During the workshop we delivered in Paris earlier this month on millennials as colleagues and members, we realised for some people it is not yet about ‘how best to deal with younger colleagues in the workplace’ but more about ‘why should we care’.
We had skipped a step in our thinking. Because we know so many millennial colleagues - so many talented, value-adding, clever millennial colleagues - we had forgotten that some of our participants might not know ‘who the true millennial’ is and why they even matter. This post is about what we feel is behind workshop remarks like this:
‘’Millennials are overrated!’’
‘’Why do millennials think they are so different?’’
‘’What about millennials adapting to our heritage?
‘’Youth vs. Wisdom’’
We are here, and we are here to stay.

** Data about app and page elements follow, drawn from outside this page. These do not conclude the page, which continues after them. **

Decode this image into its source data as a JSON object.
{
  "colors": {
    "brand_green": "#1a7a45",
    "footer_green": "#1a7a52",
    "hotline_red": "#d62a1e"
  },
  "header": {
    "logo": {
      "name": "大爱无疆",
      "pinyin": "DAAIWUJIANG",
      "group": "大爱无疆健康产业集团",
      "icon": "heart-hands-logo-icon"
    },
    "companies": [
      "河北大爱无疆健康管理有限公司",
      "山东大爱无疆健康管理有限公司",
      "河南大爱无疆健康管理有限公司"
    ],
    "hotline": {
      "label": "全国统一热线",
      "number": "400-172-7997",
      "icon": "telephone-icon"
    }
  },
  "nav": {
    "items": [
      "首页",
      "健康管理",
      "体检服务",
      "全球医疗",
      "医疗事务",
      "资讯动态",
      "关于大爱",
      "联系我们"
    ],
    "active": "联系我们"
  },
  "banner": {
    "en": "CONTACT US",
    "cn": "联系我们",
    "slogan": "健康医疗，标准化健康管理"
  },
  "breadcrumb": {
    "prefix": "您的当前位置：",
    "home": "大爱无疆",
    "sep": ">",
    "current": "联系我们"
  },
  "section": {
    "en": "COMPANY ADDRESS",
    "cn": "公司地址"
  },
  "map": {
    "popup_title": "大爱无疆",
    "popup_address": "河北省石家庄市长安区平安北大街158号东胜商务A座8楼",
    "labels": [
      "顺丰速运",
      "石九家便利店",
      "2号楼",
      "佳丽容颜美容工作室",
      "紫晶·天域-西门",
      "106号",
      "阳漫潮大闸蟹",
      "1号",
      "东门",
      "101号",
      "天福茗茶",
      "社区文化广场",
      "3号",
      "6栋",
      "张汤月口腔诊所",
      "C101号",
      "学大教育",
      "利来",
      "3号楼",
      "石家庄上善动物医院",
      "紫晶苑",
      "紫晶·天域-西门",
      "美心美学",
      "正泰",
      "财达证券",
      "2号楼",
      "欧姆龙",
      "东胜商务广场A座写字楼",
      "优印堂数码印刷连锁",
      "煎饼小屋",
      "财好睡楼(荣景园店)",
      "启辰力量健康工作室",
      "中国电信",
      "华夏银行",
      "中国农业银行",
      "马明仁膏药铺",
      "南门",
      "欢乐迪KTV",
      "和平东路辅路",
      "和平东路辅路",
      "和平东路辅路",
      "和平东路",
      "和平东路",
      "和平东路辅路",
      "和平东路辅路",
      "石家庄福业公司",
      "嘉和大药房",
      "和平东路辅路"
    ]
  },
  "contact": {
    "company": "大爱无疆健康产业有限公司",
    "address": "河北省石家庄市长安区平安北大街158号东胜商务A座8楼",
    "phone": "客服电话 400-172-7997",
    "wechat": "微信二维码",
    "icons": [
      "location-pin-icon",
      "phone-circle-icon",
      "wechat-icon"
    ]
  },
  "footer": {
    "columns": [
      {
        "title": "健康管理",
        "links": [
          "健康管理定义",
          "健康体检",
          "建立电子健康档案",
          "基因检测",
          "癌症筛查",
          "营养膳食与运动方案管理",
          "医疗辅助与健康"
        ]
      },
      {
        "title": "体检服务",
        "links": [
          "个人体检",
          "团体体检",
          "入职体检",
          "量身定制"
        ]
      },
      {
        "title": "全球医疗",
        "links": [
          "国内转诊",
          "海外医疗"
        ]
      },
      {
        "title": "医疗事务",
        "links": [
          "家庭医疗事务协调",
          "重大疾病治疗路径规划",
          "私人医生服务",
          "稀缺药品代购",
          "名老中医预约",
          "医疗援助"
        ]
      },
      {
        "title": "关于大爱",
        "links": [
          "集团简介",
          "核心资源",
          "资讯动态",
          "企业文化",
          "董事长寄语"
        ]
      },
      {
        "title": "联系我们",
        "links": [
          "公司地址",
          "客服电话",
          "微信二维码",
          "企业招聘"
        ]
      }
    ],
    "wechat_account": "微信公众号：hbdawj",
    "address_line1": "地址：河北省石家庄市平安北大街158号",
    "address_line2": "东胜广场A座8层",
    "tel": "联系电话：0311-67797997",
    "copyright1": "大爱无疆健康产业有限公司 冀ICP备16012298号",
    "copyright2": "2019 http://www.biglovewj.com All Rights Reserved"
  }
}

As Grainne discussed in her blog post about meeting millennial stereotypes, millennials make up a significant part of the workforce, of our audience and of our members. This percentage will only grow in the coming years, and the next generations are already beginning to enter the workplace. Not caring about incorporating the millennials within your organisation is not only unsocial, but plainly bad for business.
‘’Everybody has been a millennial at some stage in their career’’ Inés said during our Paris adventure. Putting the exact generational definition aside, being young, determined and at the starting years of your career is something everybody will experience, or has experienced. What we think is the main difference between our generation and some more seasoned generations is the environment we grew up in; this fast paced, fast changing, digitally-oriented world. A vast number of articles published are about the ‘alien race of millennials’, most of which I feel are without nuance or written by somebody who frankly, doesn’t have a clue.
We are not that different, we are not that unique, we do not come from outer space – it’s just that the framework in which we view the world might be different from yours, if you have celebrated a few more birthdays than the average millennial. With this network and this blog we hope to counter some of the poorly researched articles, and show our viewpoint; giving you a view through our glasses to show how we see the world and this wonderful industry we have the pleasure of working in.
There is a fear of losing experience, heritage and wisdom by empowering younger generations in the workplace. Not at all unreasonable, as these are very important elements in order to be successful in any industry. However, all of these three things come to a person only in one way; being involved in what actually matters. Experiencing tradeshow and client meetings, having true responsibilities, and yes - making mistakes. If ‘the wise’ keep us knocking on the boardroom doors, rather than having us sit in the meetings – there will always be a dichotomy between youth and wisdom.
The next generation is already entering the workforce. Soon, we might be looking through the glasses of our senior colleagues, and feel like Generation Z and younger are total aliens. In all honesty, I know I have already felt this looking at my younger sisters. (They are always on their phone..;)
One of the main take-a-ways, I hope that all attendees of our session in Paris, and I hope for you (our dear reader of any age) is to keep an open mind. To dare and talk to each other about preferences and difficulties – have actual honest and open conversations that cross company-hierarchy. Try and swap ‘glasses’ from time to time with your colleagues. This will take time, energy and might be uncomfortable – but trust me, it’s worth it. Who has ever become worse from widening their understanding of the world, their industry, their place of work?
Are you ready? We are!